* _EXTRACTED ENTRIES_:
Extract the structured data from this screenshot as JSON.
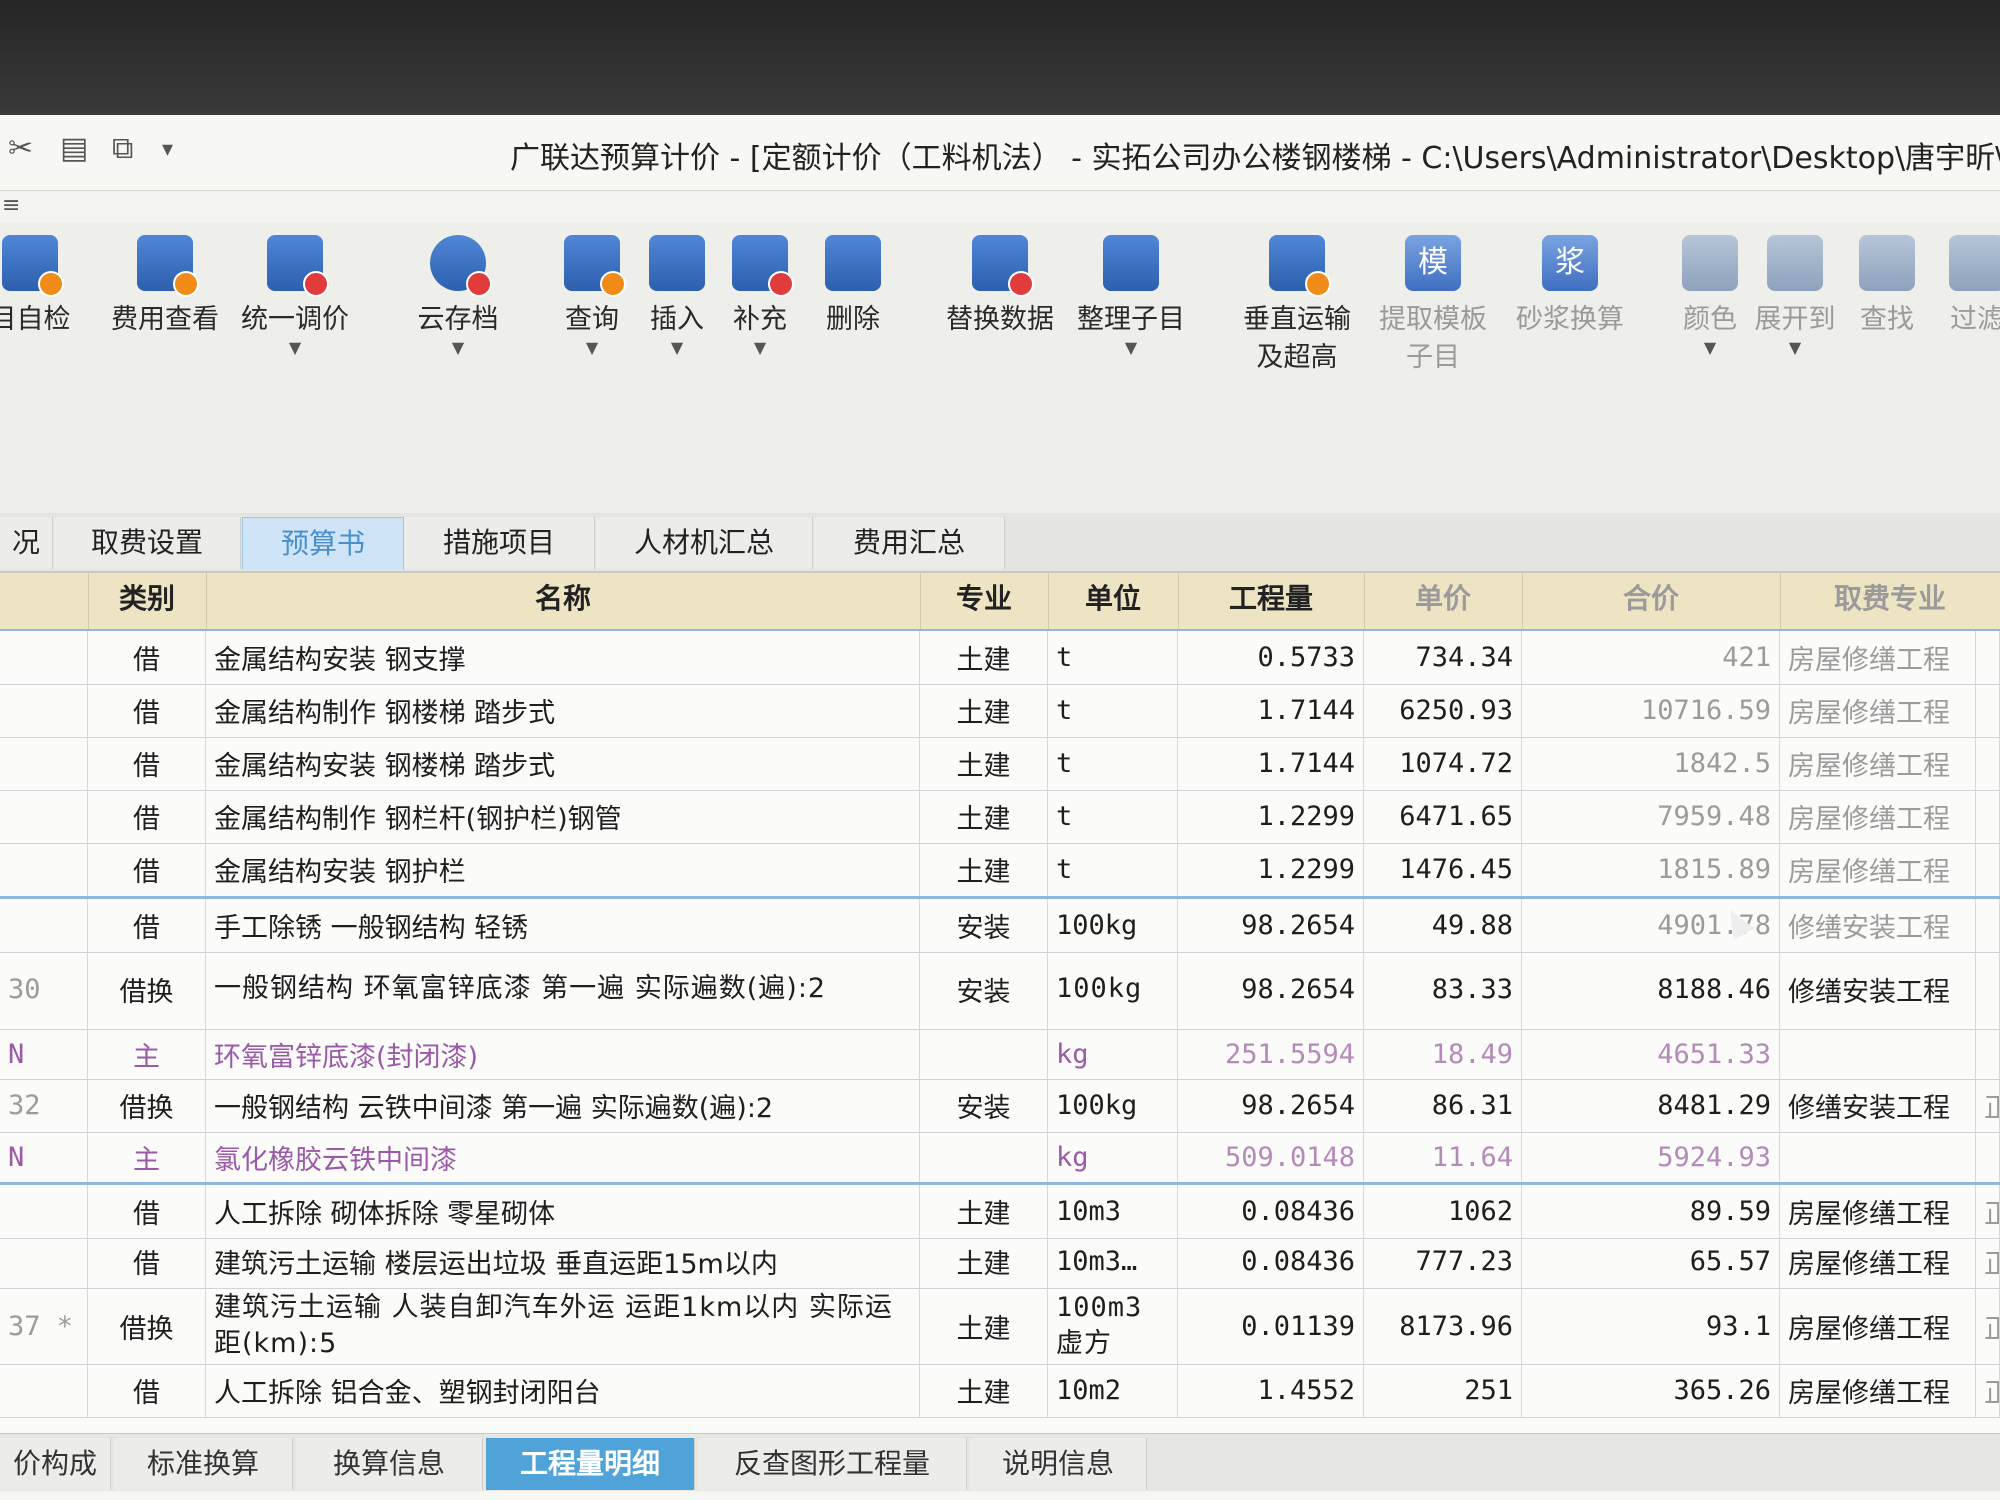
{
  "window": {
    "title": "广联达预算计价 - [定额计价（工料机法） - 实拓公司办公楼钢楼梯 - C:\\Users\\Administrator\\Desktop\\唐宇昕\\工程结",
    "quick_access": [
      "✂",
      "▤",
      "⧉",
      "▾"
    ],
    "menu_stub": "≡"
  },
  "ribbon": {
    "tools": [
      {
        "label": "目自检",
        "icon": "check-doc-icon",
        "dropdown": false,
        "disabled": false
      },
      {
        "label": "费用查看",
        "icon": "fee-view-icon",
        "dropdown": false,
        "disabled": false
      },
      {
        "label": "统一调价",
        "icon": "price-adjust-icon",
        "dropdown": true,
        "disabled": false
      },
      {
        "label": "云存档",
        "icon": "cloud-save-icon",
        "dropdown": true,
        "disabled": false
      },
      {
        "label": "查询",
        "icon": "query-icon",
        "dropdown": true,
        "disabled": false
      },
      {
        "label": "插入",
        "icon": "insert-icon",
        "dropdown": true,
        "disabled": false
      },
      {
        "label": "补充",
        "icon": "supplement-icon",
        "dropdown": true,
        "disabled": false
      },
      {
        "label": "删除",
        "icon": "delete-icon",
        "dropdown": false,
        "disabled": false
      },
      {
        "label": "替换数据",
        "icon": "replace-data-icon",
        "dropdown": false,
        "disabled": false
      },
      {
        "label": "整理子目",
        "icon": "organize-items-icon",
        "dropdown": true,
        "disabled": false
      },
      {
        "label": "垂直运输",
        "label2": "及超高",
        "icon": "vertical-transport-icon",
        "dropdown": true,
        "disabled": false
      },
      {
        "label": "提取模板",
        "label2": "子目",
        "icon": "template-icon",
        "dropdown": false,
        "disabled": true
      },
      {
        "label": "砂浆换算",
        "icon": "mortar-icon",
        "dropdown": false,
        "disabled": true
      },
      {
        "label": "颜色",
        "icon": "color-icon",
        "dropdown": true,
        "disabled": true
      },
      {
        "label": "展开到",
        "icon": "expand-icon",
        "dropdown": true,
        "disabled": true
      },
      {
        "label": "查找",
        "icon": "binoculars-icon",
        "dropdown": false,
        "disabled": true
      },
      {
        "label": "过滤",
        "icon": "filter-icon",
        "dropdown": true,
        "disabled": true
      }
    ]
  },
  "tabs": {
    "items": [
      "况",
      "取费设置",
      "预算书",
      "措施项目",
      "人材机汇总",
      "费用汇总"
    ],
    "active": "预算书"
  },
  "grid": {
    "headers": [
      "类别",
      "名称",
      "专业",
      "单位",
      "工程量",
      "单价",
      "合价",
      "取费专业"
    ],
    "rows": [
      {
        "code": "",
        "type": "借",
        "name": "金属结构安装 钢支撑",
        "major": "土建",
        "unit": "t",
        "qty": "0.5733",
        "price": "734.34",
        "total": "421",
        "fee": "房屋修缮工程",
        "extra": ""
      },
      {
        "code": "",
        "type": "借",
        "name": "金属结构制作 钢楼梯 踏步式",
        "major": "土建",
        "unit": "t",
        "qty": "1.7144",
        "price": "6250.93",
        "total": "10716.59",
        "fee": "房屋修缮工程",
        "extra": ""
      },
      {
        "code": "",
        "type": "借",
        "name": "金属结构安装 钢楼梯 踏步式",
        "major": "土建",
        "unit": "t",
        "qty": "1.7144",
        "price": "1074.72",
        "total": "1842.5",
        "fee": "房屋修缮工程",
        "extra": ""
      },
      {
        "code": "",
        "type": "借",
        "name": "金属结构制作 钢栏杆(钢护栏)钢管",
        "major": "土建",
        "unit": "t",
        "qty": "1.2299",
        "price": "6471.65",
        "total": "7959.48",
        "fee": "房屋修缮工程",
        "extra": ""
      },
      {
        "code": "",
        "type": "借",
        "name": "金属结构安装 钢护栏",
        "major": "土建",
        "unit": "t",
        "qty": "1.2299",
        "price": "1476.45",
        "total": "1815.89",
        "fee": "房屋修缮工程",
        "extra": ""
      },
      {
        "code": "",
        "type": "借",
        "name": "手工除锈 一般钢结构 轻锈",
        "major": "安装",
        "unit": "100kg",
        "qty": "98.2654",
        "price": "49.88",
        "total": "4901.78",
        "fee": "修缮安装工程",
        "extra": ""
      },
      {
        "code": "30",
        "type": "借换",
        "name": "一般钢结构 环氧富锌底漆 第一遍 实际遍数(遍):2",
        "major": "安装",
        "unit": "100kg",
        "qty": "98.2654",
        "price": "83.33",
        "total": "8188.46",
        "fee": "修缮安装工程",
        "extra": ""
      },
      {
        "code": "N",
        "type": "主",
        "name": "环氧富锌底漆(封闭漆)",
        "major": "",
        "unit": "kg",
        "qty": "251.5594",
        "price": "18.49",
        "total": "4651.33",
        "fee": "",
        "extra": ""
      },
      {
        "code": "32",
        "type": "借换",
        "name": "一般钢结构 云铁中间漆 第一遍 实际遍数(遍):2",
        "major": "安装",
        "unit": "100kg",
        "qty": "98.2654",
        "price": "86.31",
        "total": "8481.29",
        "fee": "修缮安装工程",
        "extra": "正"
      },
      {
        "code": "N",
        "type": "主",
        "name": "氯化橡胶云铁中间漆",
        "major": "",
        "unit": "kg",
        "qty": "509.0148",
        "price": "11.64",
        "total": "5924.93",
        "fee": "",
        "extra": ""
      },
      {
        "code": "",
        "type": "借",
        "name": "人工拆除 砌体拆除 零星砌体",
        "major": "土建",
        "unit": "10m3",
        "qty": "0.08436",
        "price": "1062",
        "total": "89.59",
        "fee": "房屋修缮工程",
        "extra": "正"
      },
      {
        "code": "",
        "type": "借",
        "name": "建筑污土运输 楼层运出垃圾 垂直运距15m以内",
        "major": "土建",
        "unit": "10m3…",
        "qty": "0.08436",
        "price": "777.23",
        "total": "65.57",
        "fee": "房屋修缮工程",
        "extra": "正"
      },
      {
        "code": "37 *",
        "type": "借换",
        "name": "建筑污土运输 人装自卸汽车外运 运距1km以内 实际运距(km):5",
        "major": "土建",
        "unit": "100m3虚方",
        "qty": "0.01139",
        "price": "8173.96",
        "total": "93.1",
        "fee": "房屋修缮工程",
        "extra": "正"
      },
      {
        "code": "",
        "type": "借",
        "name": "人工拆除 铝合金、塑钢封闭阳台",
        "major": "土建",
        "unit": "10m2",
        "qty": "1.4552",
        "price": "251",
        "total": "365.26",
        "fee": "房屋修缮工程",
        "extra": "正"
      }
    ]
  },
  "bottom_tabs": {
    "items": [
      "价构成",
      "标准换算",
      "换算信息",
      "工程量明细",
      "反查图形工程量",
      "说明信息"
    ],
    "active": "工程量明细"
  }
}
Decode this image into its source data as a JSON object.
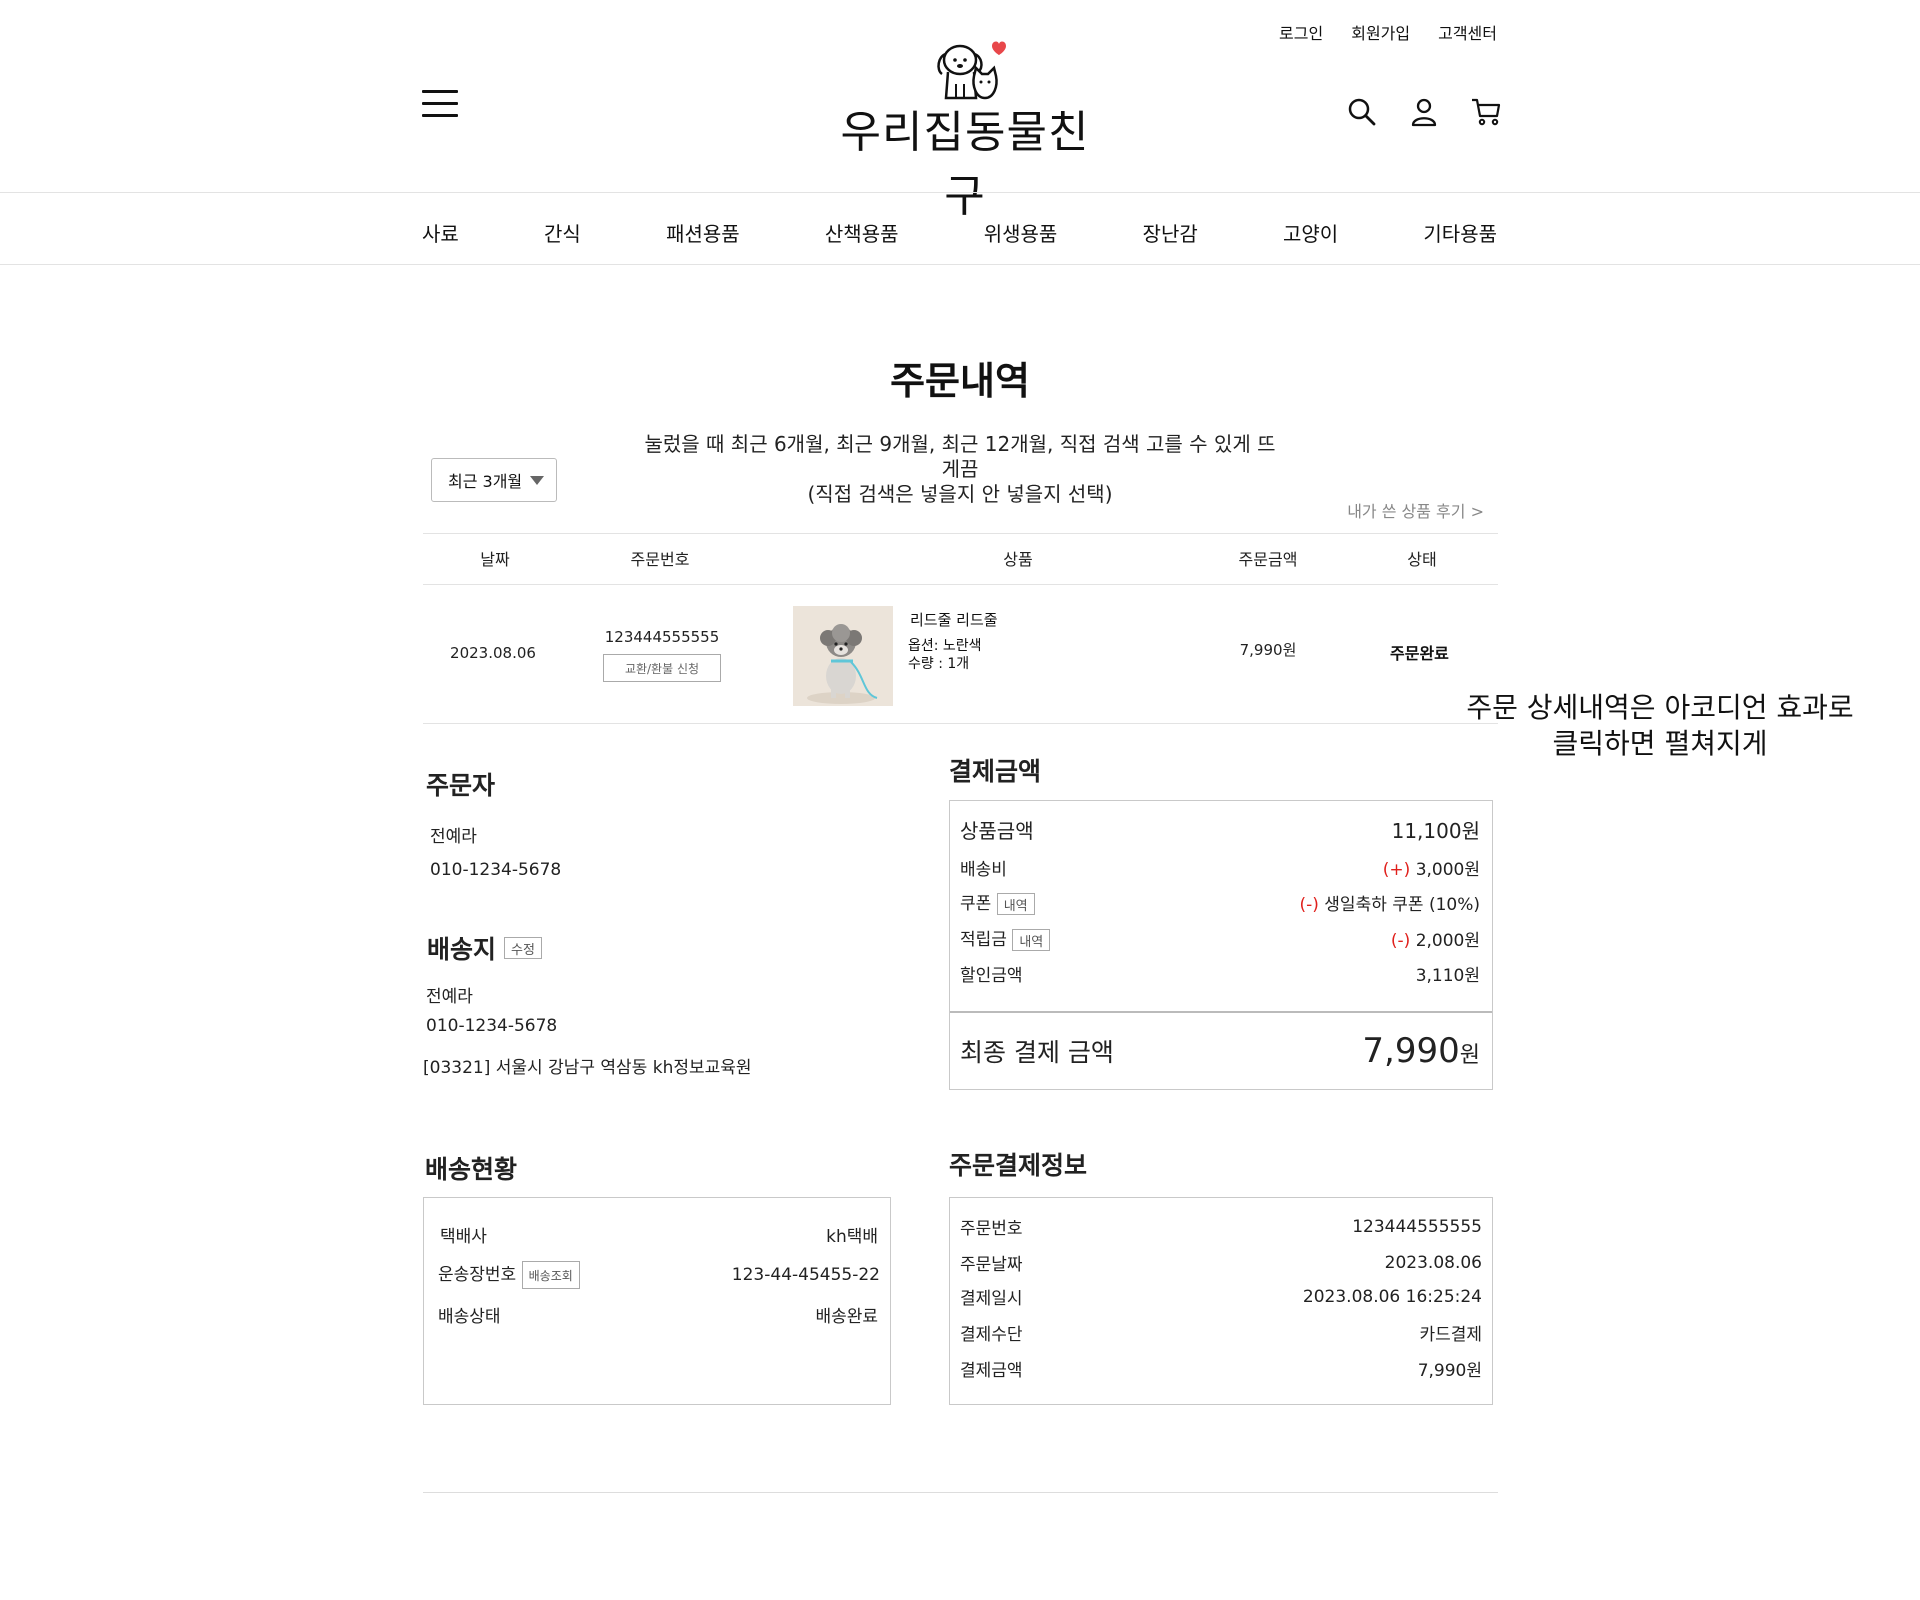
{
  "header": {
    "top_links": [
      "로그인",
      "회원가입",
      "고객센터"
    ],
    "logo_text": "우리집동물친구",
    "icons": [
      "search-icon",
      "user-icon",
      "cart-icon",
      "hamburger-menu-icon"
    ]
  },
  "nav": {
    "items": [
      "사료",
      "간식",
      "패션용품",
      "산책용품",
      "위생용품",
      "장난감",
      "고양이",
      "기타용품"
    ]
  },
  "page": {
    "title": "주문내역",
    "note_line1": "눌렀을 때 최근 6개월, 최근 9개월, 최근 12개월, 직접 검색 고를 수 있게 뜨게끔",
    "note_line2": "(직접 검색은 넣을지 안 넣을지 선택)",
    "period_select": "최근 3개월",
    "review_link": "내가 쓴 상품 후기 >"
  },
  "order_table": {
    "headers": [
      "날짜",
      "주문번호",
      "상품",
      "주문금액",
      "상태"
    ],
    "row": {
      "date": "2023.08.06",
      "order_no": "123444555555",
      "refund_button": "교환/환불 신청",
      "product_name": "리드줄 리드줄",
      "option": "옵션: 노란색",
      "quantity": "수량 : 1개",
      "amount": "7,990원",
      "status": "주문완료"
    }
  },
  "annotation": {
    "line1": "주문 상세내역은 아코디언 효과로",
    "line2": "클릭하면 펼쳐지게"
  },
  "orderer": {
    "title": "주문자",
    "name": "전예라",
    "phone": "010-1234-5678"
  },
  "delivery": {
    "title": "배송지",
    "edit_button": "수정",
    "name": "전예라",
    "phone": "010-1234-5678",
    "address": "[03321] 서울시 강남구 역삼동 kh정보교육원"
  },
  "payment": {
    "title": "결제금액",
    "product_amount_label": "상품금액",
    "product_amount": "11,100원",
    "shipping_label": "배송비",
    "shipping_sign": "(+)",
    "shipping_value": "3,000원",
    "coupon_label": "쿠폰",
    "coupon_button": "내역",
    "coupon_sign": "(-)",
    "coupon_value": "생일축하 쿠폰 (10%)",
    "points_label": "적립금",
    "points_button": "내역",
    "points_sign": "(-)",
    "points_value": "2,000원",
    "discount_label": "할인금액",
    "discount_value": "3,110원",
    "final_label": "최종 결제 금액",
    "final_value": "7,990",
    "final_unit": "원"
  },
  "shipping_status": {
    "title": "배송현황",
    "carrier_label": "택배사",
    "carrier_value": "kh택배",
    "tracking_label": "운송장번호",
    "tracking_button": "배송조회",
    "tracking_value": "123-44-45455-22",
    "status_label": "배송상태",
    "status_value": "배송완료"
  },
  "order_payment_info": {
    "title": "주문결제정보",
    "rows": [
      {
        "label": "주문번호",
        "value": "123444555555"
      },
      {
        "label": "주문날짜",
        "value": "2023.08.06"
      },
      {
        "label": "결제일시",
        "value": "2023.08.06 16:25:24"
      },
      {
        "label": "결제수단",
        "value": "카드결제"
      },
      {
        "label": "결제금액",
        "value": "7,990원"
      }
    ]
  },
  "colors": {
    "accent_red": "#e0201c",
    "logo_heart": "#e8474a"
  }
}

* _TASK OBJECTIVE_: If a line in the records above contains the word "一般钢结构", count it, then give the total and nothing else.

* _YOUR SOLUTION_: 3